HZI to supply digesters for first dry anaerobic digestion plant in Greece
Hitachi Zosen Inova (HZI), a Switzerland-based energy from waste technology provider has announced that it is to supply a dry anaerobic digestion plant which is to be built in the Epirus Region in Greece. HZI has also concluded a service and support contract with Terna Energy S.A, for the first-of-its-kind plant in Greece.
The Epirus Region is to be the location of Greece’s first dry anaerobic digestion plant, which will in future handle 105 000 tonnes of municipal solid waste (MSW) per annum. The organic fraction will be removed in the sorting line of the new Mechanical-Biological Treatment (MBT) plant, and then processed in the anaerobic digestion system.
The core module of this system, comprising of two PF1500 Kompogas digesters, will be delivered by HZI that has also concluded a service and support contract with its Greek partner Terna Energy S.A, a vertically integrated renewable energy project developer, financier, and operator.
Co-financed by the European Union (EU), Terna Energy is to build the EUR 52.6 million project as part of a public-private partnership (PPP) with the Epirus Region and has a 25-year operation and maintenance (O&M) agreement for the plant.
Building modern waste management capacity
The EU Landfill Directive obliges member states to avoid landfilling waste wherever possible and to give preference to an alternative. Member states are also set recycling targets, and face having to pay penalties if these are not adequately met.
For Greece as a founding member of the EU, this project is a groundbreaking step with regard to dealing with municipal waste in the future. Waste and recycling management is in an early phase in Greece, and a large amount of the country’s municipal solid waste is sent to landfill.
The region has enormous potential for biological and thermal energy-from-waste (EfW) plants. It is particularly significant for HZI to be part of this project, which is the first of its kind and thus of utmost importance, said Franz-Josef Mengede, CEO of HZI.
Electricity and soil improvement

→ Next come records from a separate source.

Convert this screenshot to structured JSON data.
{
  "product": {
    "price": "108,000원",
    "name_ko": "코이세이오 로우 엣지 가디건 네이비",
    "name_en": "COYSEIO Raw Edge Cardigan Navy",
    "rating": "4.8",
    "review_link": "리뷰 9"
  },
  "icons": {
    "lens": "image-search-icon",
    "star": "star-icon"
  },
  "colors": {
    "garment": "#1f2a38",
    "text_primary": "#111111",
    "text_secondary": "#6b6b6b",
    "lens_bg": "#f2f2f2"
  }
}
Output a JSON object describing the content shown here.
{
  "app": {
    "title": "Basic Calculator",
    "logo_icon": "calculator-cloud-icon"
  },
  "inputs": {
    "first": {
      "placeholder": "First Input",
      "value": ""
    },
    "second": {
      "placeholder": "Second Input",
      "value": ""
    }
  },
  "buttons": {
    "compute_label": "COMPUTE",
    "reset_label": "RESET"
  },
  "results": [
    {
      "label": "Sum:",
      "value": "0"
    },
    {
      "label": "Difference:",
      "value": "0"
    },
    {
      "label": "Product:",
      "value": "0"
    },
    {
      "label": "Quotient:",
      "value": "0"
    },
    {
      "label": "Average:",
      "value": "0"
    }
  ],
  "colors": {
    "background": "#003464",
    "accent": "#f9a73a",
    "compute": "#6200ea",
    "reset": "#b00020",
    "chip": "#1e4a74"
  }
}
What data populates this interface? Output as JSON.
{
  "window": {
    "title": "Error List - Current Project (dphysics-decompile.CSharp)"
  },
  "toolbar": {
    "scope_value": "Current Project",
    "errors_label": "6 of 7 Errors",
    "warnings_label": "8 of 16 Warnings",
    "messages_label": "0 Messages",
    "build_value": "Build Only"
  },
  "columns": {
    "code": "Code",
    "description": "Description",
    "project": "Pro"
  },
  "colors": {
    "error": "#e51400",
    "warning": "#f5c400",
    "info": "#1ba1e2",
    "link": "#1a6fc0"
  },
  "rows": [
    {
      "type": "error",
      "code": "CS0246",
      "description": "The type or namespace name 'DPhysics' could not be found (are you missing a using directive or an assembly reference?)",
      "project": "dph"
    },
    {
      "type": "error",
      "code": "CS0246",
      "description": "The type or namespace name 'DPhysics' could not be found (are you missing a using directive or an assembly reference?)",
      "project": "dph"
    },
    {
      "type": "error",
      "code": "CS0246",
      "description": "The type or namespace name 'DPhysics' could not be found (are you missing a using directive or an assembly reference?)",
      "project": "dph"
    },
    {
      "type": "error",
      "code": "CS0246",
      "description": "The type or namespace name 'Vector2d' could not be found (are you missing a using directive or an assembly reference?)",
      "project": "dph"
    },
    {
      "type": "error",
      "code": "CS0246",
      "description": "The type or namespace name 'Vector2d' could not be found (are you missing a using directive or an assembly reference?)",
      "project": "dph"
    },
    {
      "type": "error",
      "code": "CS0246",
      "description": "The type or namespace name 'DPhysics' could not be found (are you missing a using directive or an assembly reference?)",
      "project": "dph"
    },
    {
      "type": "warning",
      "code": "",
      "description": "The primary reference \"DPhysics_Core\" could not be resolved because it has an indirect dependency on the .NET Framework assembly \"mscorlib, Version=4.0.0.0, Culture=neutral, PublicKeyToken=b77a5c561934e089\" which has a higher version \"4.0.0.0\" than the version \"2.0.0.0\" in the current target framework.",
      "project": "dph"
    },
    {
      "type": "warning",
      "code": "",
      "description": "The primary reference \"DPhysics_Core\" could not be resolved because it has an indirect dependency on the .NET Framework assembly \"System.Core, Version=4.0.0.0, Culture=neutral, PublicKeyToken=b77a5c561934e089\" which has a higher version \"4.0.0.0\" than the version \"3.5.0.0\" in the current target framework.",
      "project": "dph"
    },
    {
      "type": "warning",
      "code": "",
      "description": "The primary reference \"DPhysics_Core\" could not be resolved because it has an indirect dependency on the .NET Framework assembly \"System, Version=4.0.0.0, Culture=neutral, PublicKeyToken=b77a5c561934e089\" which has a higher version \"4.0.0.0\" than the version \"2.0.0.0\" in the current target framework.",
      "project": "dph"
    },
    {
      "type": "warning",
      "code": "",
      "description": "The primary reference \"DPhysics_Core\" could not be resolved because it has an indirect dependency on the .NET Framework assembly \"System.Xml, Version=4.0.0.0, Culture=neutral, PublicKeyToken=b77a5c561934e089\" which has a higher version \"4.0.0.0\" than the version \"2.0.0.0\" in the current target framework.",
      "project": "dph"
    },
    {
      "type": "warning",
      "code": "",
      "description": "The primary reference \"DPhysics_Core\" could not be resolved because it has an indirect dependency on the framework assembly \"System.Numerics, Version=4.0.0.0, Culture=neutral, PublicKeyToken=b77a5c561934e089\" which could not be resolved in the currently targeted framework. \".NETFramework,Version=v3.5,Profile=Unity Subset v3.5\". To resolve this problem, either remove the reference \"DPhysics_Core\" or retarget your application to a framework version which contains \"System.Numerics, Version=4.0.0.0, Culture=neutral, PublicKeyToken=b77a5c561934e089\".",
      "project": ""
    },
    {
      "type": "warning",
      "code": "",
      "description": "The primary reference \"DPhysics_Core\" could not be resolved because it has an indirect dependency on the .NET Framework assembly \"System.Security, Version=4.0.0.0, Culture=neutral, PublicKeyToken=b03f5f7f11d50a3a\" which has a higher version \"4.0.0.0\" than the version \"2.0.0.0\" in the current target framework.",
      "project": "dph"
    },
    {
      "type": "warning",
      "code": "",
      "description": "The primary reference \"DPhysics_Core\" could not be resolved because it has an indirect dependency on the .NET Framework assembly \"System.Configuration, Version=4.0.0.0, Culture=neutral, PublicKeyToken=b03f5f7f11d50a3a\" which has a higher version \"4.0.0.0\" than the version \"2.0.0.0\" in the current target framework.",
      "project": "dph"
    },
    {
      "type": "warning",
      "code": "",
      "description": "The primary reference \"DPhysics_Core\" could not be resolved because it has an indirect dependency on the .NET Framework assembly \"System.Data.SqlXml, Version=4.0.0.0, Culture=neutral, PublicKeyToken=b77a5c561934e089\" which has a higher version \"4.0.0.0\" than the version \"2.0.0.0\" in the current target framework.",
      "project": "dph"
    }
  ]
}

According to Emmanuel Maragoudakis, CEO at Terna Energy, the decisive factors in ultimately selecting HZI’s Kompogas technology were down to the numerous reference plants worldwide coupled with quality aspects.
When it came to selecting the supplier, our focus was on the technology, and we were impressed from the outset by the robustness and first-class quality Kompogas offers, said Maragoudakis.
The two steel digesters will process 38 700 tonnes of pre-sorted organic waste under anaerobic conditions and produce biogas. The annual yield of around 5.4 million Nm3 of biogas will be used in a genset to supply 11.5 GWh of electricity to the grid and will be sufficient to supply 3 000 households in the region.
At the end of the digestion process, the digestate will be mixed with other organic substrates and composted for 6 weeks. The resulting compost will be used to restore old quarries and mines.